Bookcase, c1880
Art Gallery of South Australia

Description

This is a free-standing pine bookcase, measuring 251 cm x 110 cm x 52 cm, made by an unknown craftsman in about 1880. The base incorporates two drawers and a double-door cupboard. The upper part has bookshelves that have been set behind glass-panelled doors. The timber used in its construction is Huon pine, which has a rich honey tone, but in this instance has been given a finish to simulate darker timber. The simplicity of the overall design has been offset by decorative features in the form of carved units and decorative borders that create interest, mainly within the lower door panels and drawers and the outer edges of the bookcase. Carved grapes, pears, apples and cherries decorate the supporting frames of the doors. The applied cutwork around the doors is similar to that used to decorate late-17th-century silver. The central motif of the entablature (the section immediately above the bookshelf unit) and the drawer pulls (handles) both feature carved lions' heads, while the centrepiece of the 'broken' pediment that crowns the bookcase is a carved head of a stag with pronounced antlers.
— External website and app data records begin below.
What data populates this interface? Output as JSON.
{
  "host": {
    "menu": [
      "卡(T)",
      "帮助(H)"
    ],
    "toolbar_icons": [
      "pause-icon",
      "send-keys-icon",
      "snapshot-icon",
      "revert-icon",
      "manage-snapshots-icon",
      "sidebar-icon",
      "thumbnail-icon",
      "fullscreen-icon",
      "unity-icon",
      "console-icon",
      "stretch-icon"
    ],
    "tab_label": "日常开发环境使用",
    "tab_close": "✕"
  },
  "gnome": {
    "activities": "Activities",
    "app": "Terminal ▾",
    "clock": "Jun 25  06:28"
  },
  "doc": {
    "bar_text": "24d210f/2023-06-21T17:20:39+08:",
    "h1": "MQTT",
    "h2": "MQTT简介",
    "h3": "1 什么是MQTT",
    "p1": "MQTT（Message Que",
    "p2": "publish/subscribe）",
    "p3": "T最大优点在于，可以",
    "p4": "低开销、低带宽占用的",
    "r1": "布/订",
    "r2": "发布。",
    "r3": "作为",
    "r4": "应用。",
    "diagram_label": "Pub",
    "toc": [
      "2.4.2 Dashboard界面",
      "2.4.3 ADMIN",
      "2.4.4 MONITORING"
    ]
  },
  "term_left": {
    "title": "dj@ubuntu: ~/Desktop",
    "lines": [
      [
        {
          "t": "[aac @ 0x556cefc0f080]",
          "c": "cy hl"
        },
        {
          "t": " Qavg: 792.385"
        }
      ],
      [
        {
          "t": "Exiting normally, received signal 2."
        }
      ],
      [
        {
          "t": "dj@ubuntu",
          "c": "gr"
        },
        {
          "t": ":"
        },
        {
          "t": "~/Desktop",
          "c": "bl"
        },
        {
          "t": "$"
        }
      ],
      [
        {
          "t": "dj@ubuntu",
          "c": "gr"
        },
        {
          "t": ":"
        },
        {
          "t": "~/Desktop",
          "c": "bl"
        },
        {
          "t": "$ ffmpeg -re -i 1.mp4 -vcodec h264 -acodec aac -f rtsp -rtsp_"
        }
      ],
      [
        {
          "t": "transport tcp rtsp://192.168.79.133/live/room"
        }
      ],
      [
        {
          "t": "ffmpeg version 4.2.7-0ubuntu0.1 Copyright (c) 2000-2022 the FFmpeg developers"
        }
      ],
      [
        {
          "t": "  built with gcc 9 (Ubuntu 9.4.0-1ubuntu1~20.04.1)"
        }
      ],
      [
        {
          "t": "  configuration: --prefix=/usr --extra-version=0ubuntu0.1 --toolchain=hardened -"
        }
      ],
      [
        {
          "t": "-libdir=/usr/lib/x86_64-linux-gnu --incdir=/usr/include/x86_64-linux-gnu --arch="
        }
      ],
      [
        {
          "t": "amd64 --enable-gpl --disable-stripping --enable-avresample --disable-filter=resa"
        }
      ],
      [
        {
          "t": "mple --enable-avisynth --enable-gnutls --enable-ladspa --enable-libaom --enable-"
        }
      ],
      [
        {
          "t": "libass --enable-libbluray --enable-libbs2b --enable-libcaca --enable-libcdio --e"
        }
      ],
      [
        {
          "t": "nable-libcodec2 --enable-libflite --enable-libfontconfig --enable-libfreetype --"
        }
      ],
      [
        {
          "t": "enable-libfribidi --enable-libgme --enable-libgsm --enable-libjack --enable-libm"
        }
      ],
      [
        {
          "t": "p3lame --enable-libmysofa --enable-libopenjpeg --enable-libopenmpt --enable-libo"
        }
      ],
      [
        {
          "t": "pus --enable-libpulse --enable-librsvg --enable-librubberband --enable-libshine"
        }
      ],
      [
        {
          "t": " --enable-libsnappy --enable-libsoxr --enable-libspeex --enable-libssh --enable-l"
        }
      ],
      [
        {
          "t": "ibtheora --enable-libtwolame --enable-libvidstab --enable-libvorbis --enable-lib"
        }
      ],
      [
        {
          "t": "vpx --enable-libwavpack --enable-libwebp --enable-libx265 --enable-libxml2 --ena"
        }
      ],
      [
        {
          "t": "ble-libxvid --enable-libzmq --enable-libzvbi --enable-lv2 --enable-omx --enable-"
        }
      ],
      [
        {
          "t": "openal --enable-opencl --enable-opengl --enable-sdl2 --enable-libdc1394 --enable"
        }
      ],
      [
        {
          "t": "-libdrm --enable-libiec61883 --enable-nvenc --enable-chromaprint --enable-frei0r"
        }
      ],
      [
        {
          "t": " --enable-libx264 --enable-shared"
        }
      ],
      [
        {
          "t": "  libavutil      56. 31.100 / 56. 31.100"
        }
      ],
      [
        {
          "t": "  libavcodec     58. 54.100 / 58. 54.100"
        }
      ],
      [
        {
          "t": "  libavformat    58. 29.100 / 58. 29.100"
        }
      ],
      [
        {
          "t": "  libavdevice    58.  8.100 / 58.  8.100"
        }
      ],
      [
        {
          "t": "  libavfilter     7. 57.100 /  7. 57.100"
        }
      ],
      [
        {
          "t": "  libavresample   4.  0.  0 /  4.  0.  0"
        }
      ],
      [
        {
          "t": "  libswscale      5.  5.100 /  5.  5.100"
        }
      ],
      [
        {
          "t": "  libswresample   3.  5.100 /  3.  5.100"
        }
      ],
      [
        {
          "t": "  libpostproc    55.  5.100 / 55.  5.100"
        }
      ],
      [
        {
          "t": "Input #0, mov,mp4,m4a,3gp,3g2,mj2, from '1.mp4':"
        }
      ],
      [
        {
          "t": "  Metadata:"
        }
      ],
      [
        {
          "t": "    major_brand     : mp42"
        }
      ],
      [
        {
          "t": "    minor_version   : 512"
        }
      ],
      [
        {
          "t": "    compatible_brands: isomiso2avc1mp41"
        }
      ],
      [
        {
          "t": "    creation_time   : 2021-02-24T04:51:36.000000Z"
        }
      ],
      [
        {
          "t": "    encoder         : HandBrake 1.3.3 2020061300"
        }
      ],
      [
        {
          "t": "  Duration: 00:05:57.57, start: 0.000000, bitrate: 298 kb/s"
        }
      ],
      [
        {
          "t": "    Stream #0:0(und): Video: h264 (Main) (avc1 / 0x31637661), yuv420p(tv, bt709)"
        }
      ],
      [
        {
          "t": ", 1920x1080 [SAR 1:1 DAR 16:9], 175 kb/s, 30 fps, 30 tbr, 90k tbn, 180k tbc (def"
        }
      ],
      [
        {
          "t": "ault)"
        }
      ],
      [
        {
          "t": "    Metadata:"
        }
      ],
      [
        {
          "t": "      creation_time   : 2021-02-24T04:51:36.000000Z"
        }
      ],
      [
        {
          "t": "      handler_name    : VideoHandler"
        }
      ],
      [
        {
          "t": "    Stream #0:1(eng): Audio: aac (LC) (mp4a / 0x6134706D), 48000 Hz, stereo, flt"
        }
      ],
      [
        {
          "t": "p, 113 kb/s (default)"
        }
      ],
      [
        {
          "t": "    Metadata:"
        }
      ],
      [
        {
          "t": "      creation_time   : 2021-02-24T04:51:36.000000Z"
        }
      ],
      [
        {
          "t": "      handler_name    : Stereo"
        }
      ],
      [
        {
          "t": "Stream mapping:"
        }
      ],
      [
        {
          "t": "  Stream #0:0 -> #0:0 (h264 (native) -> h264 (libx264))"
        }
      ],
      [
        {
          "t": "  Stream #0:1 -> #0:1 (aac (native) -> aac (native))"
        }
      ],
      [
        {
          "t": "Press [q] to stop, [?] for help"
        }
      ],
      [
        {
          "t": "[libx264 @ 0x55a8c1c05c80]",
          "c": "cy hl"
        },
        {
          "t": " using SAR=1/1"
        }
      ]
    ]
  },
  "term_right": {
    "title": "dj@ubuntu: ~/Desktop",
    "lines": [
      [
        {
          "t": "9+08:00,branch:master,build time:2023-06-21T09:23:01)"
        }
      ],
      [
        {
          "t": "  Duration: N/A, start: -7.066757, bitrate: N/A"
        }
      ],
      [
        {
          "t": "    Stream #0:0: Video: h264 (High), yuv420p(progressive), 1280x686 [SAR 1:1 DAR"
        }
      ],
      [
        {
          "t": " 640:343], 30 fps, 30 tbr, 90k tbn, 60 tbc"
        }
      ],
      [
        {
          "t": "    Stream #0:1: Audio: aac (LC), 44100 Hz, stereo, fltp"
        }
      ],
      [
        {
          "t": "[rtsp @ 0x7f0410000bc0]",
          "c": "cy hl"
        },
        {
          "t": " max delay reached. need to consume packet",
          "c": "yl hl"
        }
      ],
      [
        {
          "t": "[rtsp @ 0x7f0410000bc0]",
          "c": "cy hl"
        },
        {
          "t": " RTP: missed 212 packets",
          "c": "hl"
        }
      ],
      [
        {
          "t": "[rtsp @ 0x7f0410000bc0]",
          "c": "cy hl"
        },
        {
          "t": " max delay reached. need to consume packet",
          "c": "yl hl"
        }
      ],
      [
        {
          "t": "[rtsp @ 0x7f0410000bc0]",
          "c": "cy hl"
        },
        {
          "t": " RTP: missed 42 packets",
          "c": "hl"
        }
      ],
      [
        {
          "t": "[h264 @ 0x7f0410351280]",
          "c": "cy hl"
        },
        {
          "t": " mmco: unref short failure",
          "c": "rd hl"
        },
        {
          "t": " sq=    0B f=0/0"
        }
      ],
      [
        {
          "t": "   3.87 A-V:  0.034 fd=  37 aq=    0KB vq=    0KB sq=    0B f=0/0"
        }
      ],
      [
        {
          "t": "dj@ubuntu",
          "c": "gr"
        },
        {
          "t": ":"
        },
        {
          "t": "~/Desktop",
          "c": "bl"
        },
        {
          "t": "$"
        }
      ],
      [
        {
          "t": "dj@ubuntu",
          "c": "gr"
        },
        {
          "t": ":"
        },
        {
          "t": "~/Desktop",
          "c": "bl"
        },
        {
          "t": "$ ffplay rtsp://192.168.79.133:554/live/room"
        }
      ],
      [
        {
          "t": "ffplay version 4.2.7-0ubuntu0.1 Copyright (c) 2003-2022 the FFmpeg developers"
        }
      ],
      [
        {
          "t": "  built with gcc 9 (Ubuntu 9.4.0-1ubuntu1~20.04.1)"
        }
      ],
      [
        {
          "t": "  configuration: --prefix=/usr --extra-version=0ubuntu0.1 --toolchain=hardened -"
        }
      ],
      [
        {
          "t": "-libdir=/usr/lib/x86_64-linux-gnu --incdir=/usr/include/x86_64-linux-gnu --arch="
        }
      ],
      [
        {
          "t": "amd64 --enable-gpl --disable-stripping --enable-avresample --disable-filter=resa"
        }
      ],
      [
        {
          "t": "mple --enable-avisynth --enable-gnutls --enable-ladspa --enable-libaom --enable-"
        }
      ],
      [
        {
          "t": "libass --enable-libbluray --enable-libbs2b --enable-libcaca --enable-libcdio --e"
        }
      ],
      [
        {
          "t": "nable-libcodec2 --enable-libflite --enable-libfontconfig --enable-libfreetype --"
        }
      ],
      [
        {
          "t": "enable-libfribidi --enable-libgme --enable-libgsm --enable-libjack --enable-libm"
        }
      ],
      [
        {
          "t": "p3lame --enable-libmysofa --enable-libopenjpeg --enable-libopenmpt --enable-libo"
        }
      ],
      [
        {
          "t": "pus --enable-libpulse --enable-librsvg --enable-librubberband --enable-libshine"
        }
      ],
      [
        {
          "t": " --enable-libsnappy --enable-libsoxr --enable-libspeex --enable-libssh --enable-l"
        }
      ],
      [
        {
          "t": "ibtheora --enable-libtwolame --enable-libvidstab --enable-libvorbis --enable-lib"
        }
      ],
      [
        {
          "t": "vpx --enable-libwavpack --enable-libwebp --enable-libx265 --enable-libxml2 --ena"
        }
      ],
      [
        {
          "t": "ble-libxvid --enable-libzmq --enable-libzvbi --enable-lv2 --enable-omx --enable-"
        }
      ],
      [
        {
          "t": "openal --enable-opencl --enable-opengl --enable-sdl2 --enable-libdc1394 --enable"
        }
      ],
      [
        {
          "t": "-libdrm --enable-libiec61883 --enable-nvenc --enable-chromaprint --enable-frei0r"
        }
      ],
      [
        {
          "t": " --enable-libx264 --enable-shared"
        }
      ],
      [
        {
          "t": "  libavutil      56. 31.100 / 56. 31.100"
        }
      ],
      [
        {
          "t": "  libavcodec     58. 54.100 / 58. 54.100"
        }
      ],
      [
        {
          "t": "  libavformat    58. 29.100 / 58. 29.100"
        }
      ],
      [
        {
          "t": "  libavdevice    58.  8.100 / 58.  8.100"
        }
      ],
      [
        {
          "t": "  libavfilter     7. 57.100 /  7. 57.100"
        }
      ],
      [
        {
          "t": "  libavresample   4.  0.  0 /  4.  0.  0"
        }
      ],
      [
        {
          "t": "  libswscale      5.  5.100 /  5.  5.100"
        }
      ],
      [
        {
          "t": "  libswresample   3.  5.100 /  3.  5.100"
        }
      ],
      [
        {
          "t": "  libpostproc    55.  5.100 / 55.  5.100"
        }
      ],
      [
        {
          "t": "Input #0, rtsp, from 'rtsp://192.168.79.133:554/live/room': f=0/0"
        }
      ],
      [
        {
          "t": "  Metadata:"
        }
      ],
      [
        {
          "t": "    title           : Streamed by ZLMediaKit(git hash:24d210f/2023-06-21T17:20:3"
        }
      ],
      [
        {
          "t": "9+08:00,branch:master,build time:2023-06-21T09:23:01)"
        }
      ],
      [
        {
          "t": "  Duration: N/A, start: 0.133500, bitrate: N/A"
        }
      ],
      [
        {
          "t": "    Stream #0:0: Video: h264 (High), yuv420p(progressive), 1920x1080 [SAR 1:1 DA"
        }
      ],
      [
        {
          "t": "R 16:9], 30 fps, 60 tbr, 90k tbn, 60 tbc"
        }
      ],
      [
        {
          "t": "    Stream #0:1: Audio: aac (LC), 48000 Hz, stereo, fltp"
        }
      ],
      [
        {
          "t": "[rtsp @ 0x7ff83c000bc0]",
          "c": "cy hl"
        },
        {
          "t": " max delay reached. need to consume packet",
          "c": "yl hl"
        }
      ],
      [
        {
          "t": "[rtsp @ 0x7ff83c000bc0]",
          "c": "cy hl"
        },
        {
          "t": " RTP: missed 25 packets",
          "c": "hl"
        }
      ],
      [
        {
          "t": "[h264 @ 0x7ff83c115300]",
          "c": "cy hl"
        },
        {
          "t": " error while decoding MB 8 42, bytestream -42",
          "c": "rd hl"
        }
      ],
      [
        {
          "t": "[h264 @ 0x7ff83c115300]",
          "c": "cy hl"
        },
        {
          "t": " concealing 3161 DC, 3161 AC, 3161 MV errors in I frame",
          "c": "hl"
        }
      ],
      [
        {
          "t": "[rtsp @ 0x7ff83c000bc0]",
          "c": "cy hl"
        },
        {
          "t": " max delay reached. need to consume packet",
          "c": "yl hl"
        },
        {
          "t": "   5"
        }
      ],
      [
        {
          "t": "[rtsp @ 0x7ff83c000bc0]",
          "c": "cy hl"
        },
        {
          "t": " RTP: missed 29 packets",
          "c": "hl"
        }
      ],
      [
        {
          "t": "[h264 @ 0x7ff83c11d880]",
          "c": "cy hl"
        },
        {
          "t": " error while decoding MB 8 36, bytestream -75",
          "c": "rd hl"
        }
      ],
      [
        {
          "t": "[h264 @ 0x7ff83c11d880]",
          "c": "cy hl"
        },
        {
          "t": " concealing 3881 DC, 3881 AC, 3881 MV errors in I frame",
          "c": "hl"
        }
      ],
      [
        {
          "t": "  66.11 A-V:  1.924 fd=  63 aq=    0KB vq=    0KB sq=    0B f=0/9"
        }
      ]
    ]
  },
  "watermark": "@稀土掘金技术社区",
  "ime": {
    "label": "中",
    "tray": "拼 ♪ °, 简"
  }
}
Educational value

This resource is useful because it:

  • is an outstanding example of a historical revival design style that cabinet-makers in colonial South Australia adapted from a style popular in Germany in the later part of the 19th century - this style looked to the past and sometimes incorporated specific German references such as carved animals in the decoration; similar designs for bookcases, complete with antlers, can be found in German pattern books dating from the 1860s
  • uses nature as a source of ideas - decorative arts from many different parts of the world incorporate a wide variety of inventive approaches to using natural forms, such as plants and creatures, as the basis for decorative arts
  • references the skills brought into colonial South Australia by German migrants - around 200 of the German immigrant cabinet-makers in South Australia settled in country areas; they produced a wide variety of household furniture in a diversity of styles, from very sturdy and plain functional items such as cabinets and wardrobes, to very stylish and decorated items such as the 'stag antler' bookcase
  • is a tangible reminder of the traditions and culture brought to Australia, particularly South Australia, by German migrants - large numbers of Germans came to and settled in South Australia; by 1891 the population of German descent in South Australia was as high as 9 per cent; South Australian country districts, notably the Barossa Valley and Hahndorf in the Adelaide Hills, attracted large numbers of German settlers, many of whom produced German crafts, particularly furniture
  • references the cultural prestige of books within colonial societies.